PROVIDED DATA below:
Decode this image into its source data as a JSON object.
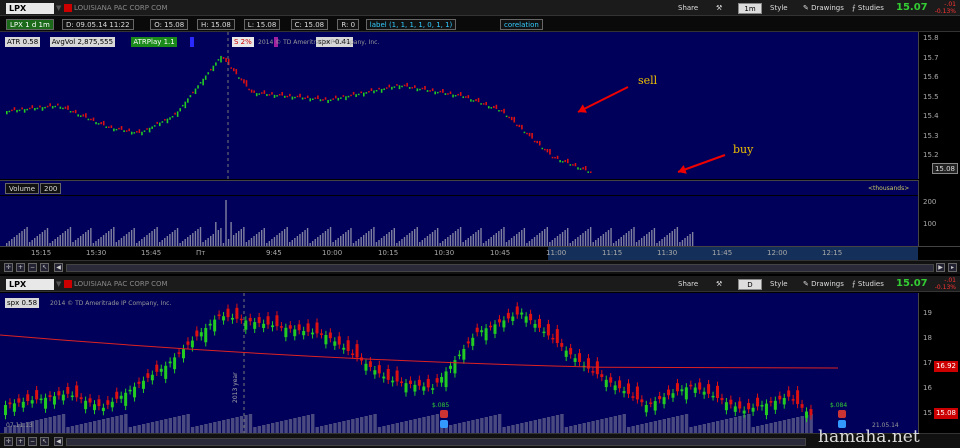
{
  "top": {
    "symbol": "LPX",
    "company": "LOUISIANA PAC CORP COM",
    "fields": [
      "LPX 1 d 1m",
      "D: 09.05.14 11:22",
      "O: 15.08",
      "H: 15.08",
      "L: 15.08",
      "C: 15.08",
      "R: 0",
      "label (1, 1, 1, 1, 0, 1, 1)",
      "corelation"
    ],
    "share": "Share",
    "tf": "1m",
    "style": "Style",
    "drawings": "Drawings",
    "studies": "Studies",
    "last": "15.07",
    "change": "-.01",
    "change_pct": "-0.13%"
  },
  "studies_row": [
    {
      "text": "ATR 0.58",
      "color": "#d8d8d8",
      "fg": "#000"
    },
    {
      "text": "AvgVol 2,875,555",
      "color": "#d8d8d8",
      "fg": "#000"
    },
    {
      "text": "ATRPlay 1.1",
      "color": "#1a8a1a",
      "fg": "#fff"
    },
    {
      "text": "",
      "color": "#2a2aff",
      "fg": "#fff"
    },
    {
      "text": "S 2%",
      "color": "#e8e8e8",
      "fg": "#c00"
    },
    {
      "text": "",
      "color": "#a020a0",
      "fg": "#fff"
    },
    {
      "text": "spx -0.41",
      "color": "#d8d8d8",
      "fg": "#000"
    }
  ],
  "copyright": "2014 © TD Ameritrade IP Company, Inc.",
  "price_axis": [
    "15.8",
    "15.7",
    "15.6",
    "15.5",
    "15.4",
    "15.3",
    "15.2"
  ],
  "price_tag": "15.08",
  "annotations": {
    "sell": "sell",
    "buy": "buy"
  },
  "volume": {
    "label": "Volume",
    "value": "200",
    "units": "<thousands>",
    "axis": [
      "200",
      "100"
    ]
  },
  "time_axis": [
    "15:15",
    "15:30",
    "15:45",
    "Пт",
    "9:45",
    "10:00",
    "10:15",
    "10:30",
    "10:45",
    "11:00",
    "11:15",
    "11:30",
    "11:45",
    "12:00",
    "12:15"
  ],
  "bottom": {
    "symbol": "LPX",
    "company": "LOUISIANA PAC CORP COM",
    "share": "Share",
    "tf": "D",
    "style": "Style",
    "drawings": "Drawings",
    "studies": "Studies",
    "last": "15.07",
    "change": "-.01",
    "change_pct": "-0.13%",
    "study": "spx 0.58",
    "axis": [
      "19",
      "18",
      "17",
      "16",
      "15"
    ],
    "tags": [
      "16.92",
      "15.08"
    ],
    "earnings1": "$.085",
    "earnings2": "$.084",
    "year_label": "2013 year",
    "date_left": "07.11.13",
    "date_right": "21.05.14"
  },
  "watermark": "hamaha.net",
  "colors": {
    "bg": "#00005a",
    "up": "#22cc22",
    "down": "#dd1111",
    "volume": "#8080a0"
  }
}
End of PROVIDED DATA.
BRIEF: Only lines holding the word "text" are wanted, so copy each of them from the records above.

OUTPUT BELOW:
      "text": "ATR 0.58",
      "text": "AvgVol 2,875,555",
      "text": "ATRPlay 1.1",
      "text": "",
      "text": "S 2%",
      "text": "",
      "text": "spx -0.41",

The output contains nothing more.